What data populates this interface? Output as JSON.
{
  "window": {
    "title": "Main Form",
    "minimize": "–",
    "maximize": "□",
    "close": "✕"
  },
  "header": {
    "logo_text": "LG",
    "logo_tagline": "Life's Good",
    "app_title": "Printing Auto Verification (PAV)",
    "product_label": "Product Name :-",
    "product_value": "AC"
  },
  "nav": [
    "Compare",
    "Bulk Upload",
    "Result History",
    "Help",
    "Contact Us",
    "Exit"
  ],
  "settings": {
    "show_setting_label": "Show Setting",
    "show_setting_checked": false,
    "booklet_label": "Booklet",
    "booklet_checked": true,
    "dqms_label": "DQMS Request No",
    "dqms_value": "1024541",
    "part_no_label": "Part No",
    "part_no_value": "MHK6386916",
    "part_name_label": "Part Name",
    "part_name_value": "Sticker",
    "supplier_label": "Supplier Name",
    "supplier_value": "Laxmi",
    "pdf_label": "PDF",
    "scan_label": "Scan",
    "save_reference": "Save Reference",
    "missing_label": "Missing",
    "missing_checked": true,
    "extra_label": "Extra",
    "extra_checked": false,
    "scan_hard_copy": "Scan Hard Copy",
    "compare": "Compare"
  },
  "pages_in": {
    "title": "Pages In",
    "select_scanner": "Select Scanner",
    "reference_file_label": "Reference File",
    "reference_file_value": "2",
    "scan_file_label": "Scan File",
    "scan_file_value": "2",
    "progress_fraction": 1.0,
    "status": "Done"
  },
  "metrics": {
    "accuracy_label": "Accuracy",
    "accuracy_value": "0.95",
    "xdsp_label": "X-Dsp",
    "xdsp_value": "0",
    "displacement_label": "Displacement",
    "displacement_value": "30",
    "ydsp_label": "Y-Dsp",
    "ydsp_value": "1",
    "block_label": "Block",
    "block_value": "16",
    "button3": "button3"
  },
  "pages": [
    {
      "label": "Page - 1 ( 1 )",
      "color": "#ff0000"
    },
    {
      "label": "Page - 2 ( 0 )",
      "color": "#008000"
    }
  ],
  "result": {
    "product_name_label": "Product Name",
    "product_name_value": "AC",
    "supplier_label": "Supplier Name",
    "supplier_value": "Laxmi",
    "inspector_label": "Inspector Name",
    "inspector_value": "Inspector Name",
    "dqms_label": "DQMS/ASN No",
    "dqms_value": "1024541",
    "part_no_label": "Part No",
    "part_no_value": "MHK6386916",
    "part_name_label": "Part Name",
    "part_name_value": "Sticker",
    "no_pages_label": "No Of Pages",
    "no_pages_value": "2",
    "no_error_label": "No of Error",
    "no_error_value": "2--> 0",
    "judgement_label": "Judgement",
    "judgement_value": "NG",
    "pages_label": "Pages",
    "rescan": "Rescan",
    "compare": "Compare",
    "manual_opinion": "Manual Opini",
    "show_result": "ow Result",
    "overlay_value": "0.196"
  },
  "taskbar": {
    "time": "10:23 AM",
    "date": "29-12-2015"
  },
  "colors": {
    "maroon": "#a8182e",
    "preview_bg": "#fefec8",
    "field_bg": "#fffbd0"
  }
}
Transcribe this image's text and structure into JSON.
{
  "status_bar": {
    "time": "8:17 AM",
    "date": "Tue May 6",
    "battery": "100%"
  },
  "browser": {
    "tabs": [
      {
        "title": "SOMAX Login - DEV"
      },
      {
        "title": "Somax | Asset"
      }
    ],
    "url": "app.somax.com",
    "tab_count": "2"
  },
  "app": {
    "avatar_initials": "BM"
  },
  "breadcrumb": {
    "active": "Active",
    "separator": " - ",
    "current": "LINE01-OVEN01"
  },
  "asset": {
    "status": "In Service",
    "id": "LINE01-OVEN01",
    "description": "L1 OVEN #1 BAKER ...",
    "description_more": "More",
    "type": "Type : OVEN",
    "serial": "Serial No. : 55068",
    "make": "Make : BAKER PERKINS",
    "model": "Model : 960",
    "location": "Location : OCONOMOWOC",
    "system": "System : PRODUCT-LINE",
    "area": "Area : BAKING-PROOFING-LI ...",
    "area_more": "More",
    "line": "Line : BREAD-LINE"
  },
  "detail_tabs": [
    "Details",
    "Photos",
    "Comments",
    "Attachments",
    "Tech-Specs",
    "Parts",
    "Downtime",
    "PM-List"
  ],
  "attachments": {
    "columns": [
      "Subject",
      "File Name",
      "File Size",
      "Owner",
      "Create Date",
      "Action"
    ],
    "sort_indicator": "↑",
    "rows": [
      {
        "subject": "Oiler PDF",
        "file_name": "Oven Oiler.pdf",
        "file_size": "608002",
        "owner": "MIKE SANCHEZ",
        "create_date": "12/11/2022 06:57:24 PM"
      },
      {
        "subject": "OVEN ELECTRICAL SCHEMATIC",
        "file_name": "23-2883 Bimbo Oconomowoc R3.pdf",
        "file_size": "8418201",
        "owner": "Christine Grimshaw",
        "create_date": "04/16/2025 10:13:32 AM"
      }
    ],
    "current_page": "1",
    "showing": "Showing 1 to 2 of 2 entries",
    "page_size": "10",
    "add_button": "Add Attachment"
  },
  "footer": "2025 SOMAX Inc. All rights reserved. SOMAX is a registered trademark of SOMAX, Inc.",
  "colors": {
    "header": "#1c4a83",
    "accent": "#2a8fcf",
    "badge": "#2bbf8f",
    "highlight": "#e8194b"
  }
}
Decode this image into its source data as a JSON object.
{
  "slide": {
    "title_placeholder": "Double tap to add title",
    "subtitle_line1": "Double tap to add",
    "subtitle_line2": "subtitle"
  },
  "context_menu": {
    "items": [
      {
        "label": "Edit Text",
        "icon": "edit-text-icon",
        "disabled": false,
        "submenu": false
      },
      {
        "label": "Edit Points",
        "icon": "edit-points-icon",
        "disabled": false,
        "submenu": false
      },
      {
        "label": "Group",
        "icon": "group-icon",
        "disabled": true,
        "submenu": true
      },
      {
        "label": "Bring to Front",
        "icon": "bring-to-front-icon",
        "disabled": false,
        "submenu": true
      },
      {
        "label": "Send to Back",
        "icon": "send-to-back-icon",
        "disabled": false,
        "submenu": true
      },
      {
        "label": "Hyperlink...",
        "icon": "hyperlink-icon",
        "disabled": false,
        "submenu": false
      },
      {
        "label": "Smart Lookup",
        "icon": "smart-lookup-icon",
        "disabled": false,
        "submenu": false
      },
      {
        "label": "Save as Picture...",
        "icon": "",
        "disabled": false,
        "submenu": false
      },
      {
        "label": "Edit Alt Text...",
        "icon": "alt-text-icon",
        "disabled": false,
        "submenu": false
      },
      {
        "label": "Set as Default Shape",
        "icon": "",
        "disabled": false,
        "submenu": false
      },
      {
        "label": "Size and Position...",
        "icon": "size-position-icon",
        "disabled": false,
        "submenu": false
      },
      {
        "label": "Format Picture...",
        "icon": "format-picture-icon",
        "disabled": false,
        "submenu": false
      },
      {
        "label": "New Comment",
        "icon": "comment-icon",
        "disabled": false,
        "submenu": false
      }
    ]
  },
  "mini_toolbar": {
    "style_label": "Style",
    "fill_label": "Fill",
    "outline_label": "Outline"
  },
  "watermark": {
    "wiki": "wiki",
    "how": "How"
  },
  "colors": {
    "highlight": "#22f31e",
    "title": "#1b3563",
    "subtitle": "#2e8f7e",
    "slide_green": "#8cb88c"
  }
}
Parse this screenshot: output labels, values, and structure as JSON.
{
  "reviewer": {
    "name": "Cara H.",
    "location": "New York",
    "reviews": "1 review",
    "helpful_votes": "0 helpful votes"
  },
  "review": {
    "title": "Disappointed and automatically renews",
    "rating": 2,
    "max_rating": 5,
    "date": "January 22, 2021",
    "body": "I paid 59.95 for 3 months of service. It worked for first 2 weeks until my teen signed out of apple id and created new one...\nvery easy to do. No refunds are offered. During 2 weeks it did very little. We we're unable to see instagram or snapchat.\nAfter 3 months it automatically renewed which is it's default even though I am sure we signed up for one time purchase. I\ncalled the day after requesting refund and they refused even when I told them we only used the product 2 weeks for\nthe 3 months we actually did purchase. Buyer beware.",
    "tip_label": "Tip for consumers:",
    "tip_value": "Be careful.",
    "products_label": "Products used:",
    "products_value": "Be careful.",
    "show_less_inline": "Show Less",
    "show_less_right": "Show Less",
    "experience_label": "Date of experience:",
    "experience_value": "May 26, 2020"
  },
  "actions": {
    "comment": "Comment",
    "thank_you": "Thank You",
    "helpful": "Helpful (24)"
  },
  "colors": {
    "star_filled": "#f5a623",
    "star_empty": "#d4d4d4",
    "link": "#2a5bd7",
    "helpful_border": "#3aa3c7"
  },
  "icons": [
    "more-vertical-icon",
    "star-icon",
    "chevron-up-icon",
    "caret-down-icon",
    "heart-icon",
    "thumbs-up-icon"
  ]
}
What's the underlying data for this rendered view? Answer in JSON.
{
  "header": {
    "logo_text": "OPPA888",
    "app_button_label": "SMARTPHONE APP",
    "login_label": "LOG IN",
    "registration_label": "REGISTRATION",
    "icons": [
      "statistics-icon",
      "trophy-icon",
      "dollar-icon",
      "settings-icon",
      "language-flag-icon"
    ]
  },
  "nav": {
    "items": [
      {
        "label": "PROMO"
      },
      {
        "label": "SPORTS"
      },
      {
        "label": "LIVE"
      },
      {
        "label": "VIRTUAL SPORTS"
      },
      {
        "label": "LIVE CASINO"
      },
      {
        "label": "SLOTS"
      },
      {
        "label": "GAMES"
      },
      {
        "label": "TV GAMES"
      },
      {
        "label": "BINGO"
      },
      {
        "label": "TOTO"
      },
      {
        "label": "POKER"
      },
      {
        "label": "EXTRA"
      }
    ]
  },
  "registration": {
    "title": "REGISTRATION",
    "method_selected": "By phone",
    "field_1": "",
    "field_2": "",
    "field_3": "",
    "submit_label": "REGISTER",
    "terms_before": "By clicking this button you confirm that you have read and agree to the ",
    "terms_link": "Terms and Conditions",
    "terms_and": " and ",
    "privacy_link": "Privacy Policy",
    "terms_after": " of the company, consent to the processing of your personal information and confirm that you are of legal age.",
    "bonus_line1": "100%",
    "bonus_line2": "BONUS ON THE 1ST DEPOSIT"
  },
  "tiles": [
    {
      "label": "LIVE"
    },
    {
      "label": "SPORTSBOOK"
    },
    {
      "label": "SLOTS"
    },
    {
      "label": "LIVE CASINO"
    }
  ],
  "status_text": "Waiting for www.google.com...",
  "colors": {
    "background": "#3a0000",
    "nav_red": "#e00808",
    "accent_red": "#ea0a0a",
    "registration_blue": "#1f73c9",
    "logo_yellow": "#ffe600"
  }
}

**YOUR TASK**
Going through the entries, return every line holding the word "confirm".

**RESPONSE AREA**
    "terms_before": "By clicking this button you confirm that you have read and agree to the ",
    "terms_after": " of the company, consent to the processing of your personal information and confirm that you are of legal age.",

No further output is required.